MATERIAL SUPPLIED Block Start
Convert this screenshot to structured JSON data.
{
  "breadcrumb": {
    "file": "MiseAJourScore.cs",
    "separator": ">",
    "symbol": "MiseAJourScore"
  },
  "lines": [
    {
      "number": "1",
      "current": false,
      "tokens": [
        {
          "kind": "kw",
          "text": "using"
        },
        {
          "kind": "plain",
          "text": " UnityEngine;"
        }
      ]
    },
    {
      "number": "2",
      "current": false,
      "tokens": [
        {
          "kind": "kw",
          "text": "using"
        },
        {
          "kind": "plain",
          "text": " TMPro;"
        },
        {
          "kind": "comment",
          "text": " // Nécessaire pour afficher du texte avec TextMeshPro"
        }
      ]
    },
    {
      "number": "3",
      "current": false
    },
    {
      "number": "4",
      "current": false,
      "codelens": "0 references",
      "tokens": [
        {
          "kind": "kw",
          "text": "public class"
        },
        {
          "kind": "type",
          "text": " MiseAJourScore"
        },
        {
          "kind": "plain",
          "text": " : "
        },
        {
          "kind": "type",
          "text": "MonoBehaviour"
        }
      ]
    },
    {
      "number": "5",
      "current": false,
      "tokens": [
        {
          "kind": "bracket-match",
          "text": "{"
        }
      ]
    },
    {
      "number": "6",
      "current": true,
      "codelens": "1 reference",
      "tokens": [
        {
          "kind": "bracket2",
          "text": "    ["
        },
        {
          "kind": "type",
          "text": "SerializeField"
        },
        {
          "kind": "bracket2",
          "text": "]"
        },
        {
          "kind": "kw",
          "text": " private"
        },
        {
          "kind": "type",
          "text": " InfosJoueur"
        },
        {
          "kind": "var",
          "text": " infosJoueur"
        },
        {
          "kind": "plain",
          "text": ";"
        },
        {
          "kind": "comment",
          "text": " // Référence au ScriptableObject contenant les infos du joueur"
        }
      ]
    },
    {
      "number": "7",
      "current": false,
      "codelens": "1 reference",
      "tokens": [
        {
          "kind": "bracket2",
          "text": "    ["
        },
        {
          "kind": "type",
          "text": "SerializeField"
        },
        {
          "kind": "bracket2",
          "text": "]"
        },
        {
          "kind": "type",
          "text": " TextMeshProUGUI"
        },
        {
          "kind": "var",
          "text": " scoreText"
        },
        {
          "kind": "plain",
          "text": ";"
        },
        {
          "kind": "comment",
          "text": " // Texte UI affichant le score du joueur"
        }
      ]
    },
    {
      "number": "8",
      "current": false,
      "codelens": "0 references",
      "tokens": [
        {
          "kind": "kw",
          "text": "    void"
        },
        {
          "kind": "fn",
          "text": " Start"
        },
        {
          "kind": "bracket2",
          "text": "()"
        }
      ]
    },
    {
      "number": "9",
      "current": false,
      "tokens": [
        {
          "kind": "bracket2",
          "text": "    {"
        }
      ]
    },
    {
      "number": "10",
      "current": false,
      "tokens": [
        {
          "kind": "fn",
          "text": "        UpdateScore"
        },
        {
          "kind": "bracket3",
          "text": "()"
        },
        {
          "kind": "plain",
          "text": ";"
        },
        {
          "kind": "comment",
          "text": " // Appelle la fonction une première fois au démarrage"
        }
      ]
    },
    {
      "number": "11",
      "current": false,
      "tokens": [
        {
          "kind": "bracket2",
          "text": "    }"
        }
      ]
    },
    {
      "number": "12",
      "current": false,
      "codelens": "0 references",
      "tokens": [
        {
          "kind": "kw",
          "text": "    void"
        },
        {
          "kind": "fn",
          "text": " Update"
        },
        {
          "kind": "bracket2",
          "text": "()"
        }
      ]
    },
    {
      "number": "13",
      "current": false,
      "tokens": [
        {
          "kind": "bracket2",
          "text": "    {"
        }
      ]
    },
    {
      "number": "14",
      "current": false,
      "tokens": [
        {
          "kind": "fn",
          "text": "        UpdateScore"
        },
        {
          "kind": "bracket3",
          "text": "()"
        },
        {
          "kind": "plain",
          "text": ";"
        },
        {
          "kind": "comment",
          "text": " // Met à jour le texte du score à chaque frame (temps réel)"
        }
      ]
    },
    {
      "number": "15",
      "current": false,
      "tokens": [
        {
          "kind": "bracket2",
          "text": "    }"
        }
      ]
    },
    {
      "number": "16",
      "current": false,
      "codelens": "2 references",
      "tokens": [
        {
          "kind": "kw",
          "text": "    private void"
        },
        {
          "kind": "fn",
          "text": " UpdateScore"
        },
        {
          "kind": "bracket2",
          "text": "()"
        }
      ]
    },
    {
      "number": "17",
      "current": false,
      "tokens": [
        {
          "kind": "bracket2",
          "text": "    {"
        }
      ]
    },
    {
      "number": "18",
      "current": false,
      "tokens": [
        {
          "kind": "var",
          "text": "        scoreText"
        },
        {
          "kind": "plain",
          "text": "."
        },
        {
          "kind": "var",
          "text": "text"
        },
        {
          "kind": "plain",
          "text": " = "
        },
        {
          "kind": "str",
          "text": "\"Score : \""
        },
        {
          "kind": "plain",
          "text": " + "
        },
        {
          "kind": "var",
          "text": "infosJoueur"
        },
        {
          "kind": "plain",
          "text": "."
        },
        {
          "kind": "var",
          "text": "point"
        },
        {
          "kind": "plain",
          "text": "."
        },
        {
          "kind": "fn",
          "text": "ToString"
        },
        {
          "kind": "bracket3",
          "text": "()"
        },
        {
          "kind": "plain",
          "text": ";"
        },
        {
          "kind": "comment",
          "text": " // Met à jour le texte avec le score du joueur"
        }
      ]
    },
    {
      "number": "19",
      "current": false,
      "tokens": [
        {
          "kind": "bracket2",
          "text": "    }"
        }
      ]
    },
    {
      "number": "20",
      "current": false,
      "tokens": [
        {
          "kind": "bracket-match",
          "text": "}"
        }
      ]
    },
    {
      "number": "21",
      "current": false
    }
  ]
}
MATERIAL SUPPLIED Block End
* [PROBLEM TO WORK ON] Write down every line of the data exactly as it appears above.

* [SOLUTION TO THE EXERCISE]
Convert this screenshot to structured JSON data.
{
  "breadcrumb": {
    "file": "MiseAJourScore.cs",
    "separator": ">",
    "symbol": "MiseAJourScore"
  },
  "lines": [
    {
      "number": "1",
      "current": false,
      "tokens": [
        {
          "kind": "kw",
          "text": "using"
        },
        {
          "kind": "plain",
          "text": " UnityEngine;"
        }
      ]
    },
    {
      "number": "2",
      "current": false,
      "tokens": [
        {
          "kind": "kw",
          "text": "using"
        },
        {
          "kind": "plain",
          "text": " TMPro;"
        },
        {
          "kind": "comment",
          "text": " // Nécessaire pour afficher du texte avec TextMeshPro"
        }
      ]
    },
    {
      "number": "3",
      "current": false
    },
    {
      "number": "4",
      "current": false,
      "codelens": "0 references",
      "tokens": [
        {
          "kind": "kw",
          "text": "public class"
        },
        {
          "kind": "type",
          "text": " MiseAJourScore"
        },
        {
          "kind": "plain",
          "text": " : "
        },
        {
          "kind": "type",
          "text": "MonoBehaviour"
        }
      ]
    },
    {
      "number": "5",
      "current": false,
      "tokens": [
        {
          "kind": "bracket-match",
          "text": "{"
        }
      ]
    },
    {
      "number": "6",
      "current": true,
      "codelens": "1 reference",
      "tokens": [
        {
          "kind": "bracket2",
          "text": "    ["
        },
        {
          "kind": "type",
          "text": "SerializeField"
        },
        {
          "kind": "bracket2",
          "text": "]"
        },
        {
          "kind": "kw",
          "text": " private"
        },
        {
          "kind": "type",
          "text": " InfosJoueur"
        },
        {
          "kind": "var",
          "text": " infosJoueur"
        },
        {
          "kind": "plain",
          "text": ";"
        },
        {
          "kind": "comment",
          "text": " // Référence au ScriptableObject contenant les infos du joueur"
        }
      ]
    },
    {
      "number": "7",
      "current": false,
      "codelens": "1 reference",
      "tokens": [
        {
          "kind": "bracket2",
          "text": "    ["
        },
        {
          "kind": "type",
          "text": "SerializeField"
        },
        {
          "kind": "bracket2",
          "text": "]"
        },
        {
          "kind": "type",
          "text": " TextMeshProUGUI"
        },
        {
          "kind": "var",
          "text": " scoreText"
        },
        {
          "kind": "plain",
          "text": ";"
        },
        {
          "kind": "comment",
          "text": " // Texte UI affichant le score du joueur"
        }
      ]
    },
    {
      "number": "8",
      "current": false,
      "codelens": "0 references",
      "tokens": [
        {
          "kind": "kw",
          "text": "    void"
        },
        {
          "kind": "fn",
          "text": " Start"
        },
        {
          "kind": "bracket2",
          "text": "()"
        }
      ]
    },
    {
      "number": "9",
      "current": false,
      "tokens": [
        {
          "kind": "bracket2",
          "text": "    {"
        }
      ]
    },
    {
      "number": "10",
      "current": false,
      "tokens": [
        {
          "kind": "fn",
          "text": "        UpdateScore"
        },
        {
          "kind": "bracket3",
          "text": "()"
        },
        {
          "kind": "plain",
          "text": ";"
        },
        {
          "kind": "comment",
          "text": " // Appelle la fonction une première fois au démarrage"
        }
      ]
    },
    {
      "number": "11",
      "current": false,
      "tokens": [
        {
          "kind": "bracket2",
          "text": "    }"
        }
      ]
    },
    {
      "number": "12",
      "current": false,
      "codelens": "0 references",
      "tokens": [
        {
          "kind": "kw",
          "text": "    void"
        },
        {
          "kind": "fn",
          "text": " Update"
        },
        {
          "kind": "bracket2",
          "text": "()"
        }
      ]
    },
    {
      "number": "13",
      "current": false,
      "tokens": [
        {
          "kind": "bracket2",
          "text": "    {"
        }
      ]
    },
    {
      "number": "14",
      "current": false,
      "tokens": [
        {
          "kind": "fn",
          "text": "        UpdateScore"
        },
        {
          "kind": "bracket3",
          "text": "()"
        },
        {
          "kind": "plain",
          "text": ";"
        },
        {
          "kind": "comment",
          "text": " // Met à jour le texte du score à chaque frame (temps réel)"
        }
      ]
    },
    {
      "number": "15",
      "current": false,
      "tokens": [
        {
          "kind": "bracket2",
          "text": "    }"
        }
      ]
    },
    {
      "number": "16",
      "current": false,
      "codelens": "2 references",
      "tokens": [
        {
          "kind": "kw",
          "text": "    private void"
        },
        {
          "kind": "fn",
          "text": " UpdateScore"
        },
        {
          "kind": "bracket2",
          "text": "()"
        }
      ]
    },
    {
      "number": "17",
      "current": false,
      "tokens": [
        {
          "kind": "bracket2",
          "text": "    {"
        }
      ]
    },
    {
      "number": "18",
      "current": false,
      "tokens": [
        {
          "kind": "var",
          "text": "        scoreText"
        },
        {
          "kind": "plain",
          "text": "."
        },
        {
          "kind": "var",
          "text": "text"
        },
        {
          "kind": "plain",
          "text": " = "
        },
        {
          "kind": "str",
          "text": "\"Score : \""
        },
        {
          "kind": "plain",
          "text": " + "
        },
        {
          "kind": "var",
          "text": "infosJoueur"
        },
        {
          "kind": "plain",
          "text": "."
        },
        {
          "kind": "var",
          "text": "point"
        },
        {
          "kind": "plain",
          "text": "."
        },
        {
          "kind": "fn",
          "text": "ToString"
        },
        {
          "kind": "bracket3",
          "text": "()"
        },
        {
          "kind": "plain",
          "text": ";"
        },
        {
          "kind": "comment",
          "text": " // Met à jour le texte avec le score du joueur"
        }
      ]
    },
    {
      "number": "19",
      "current": false,
      "tokens": [
        {
          "kind": "bracket2",
          "text": "    }"
        }
      ]
    },
    {
      "number": "20",
      "current": false,
      "tokens": [
        {
          "kind": "bracket-match",
          "text": "}"
        }
      ]
    },
    {
      "number": "21",
      "current": false
    }
  ]
}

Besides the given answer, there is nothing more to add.